Page and application data records:
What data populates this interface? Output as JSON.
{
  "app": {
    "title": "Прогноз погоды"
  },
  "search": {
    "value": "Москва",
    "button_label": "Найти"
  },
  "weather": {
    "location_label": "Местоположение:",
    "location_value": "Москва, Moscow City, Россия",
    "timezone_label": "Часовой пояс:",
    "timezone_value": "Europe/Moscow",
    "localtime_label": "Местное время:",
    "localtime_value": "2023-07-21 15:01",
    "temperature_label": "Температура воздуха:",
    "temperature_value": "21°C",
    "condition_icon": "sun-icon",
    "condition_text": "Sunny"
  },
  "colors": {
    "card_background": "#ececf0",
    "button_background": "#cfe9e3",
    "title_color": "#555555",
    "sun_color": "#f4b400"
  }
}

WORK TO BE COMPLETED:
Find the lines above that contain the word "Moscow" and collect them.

RESPONSE AREA:
    "location_value": "Москва, Moscow City, Россия",
    "timezone_value": "Europe/Moscow",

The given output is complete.